= How to complete this task =
Pull every line containing "Port" from the data.

= Records to process =

__________________________________________________

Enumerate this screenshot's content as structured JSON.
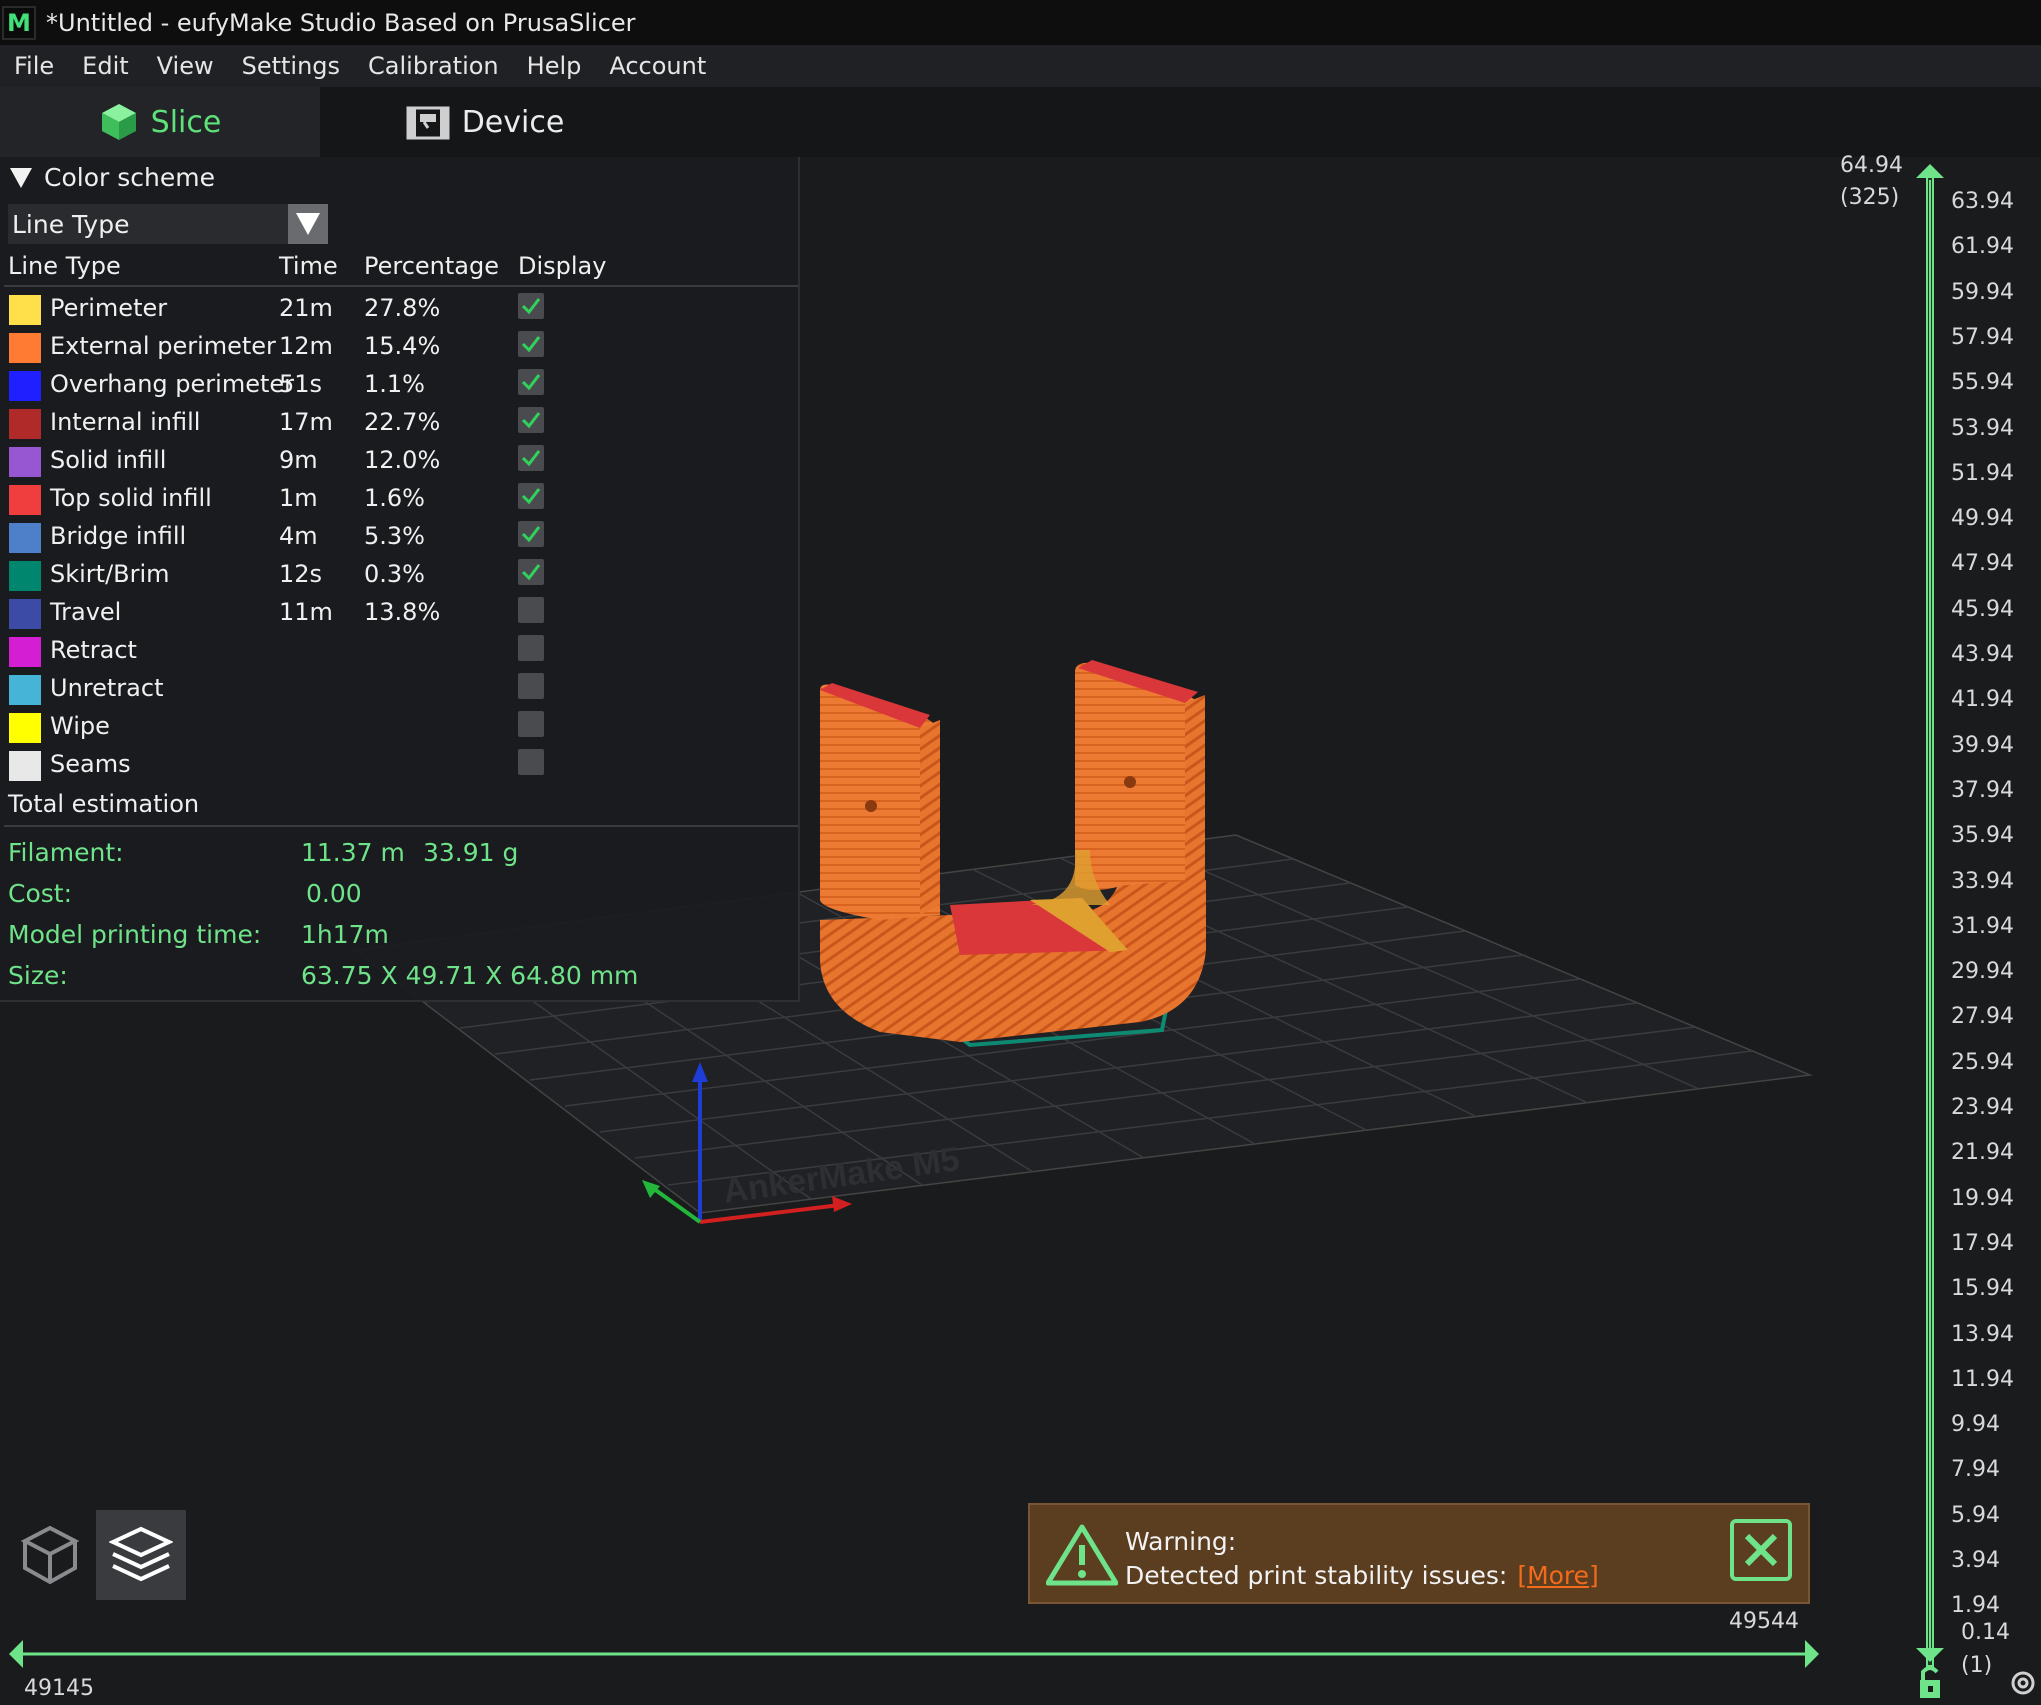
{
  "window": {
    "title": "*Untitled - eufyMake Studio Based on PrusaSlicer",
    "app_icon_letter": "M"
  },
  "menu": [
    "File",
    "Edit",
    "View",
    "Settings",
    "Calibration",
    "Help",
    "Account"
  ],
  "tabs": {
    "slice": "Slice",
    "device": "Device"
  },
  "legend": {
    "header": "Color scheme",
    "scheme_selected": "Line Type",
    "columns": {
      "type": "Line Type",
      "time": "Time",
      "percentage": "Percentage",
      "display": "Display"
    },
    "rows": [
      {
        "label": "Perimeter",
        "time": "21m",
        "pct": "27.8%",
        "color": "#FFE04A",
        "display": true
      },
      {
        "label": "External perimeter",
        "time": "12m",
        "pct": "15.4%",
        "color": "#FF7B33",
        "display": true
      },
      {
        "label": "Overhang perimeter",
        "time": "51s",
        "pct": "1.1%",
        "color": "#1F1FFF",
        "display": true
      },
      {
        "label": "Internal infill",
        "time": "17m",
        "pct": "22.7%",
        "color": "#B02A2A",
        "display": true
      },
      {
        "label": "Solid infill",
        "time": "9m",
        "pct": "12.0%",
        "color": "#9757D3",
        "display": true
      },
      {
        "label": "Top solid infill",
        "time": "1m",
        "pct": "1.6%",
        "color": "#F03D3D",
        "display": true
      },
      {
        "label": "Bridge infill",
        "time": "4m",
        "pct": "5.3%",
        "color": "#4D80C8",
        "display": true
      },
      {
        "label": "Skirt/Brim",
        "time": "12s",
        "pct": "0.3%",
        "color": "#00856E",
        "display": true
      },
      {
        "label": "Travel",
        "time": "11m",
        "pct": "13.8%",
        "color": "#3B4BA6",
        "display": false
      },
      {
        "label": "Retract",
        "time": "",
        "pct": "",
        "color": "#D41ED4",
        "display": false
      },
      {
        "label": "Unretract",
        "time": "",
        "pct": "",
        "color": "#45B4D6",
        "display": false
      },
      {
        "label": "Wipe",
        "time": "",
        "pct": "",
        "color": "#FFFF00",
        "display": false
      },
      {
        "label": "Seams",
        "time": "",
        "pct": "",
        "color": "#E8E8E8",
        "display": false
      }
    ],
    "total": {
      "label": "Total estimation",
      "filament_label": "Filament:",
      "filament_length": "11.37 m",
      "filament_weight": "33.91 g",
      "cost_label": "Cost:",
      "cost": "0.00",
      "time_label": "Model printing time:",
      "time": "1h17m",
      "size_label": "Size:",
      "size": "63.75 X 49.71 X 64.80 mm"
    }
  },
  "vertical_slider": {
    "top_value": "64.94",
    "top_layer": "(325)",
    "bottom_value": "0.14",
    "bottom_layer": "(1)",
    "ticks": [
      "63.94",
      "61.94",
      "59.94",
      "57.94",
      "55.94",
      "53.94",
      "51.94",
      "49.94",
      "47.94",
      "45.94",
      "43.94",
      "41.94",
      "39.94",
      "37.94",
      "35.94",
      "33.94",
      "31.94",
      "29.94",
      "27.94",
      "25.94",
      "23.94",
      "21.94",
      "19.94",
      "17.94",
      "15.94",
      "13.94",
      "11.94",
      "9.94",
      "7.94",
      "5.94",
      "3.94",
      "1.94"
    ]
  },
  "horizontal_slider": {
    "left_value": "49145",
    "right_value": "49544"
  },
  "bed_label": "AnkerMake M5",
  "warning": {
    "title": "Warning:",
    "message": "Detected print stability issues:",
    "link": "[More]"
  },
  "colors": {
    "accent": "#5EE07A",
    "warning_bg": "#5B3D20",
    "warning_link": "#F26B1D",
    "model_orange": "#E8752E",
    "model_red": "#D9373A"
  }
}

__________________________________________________

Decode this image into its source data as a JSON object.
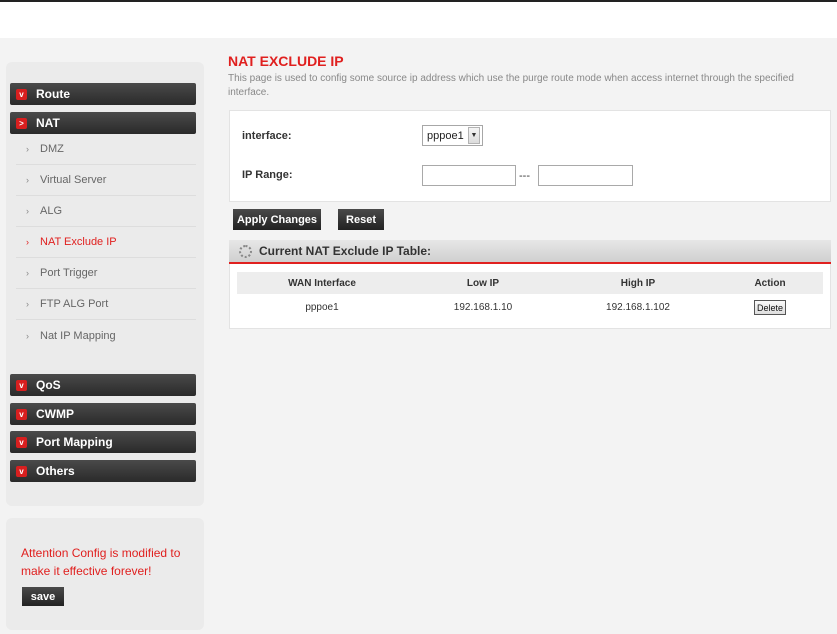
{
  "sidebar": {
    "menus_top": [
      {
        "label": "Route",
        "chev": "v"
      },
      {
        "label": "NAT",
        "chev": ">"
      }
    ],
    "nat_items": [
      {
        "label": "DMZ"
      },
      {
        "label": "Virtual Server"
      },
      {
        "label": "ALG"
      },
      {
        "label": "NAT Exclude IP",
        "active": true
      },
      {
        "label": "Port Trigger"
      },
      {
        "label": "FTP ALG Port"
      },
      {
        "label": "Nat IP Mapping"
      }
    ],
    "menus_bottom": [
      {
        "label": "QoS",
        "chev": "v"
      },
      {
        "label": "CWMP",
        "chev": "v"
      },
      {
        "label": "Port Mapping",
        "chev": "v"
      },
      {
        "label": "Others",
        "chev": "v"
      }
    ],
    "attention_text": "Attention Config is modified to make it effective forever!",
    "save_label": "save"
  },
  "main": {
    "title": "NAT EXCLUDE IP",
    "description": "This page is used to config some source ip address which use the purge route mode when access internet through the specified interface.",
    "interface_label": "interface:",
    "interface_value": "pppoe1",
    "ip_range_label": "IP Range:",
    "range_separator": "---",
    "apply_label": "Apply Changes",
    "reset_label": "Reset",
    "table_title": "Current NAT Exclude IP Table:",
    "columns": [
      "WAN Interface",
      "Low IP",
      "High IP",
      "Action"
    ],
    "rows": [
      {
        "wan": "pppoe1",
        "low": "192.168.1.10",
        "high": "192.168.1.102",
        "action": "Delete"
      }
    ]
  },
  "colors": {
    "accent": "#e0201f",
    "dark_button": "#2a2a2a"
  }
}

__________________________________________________

= Reply =
        "label": "Port Trigger"
        "label": "FTP ALG Port"
        "label": "Port Mapping",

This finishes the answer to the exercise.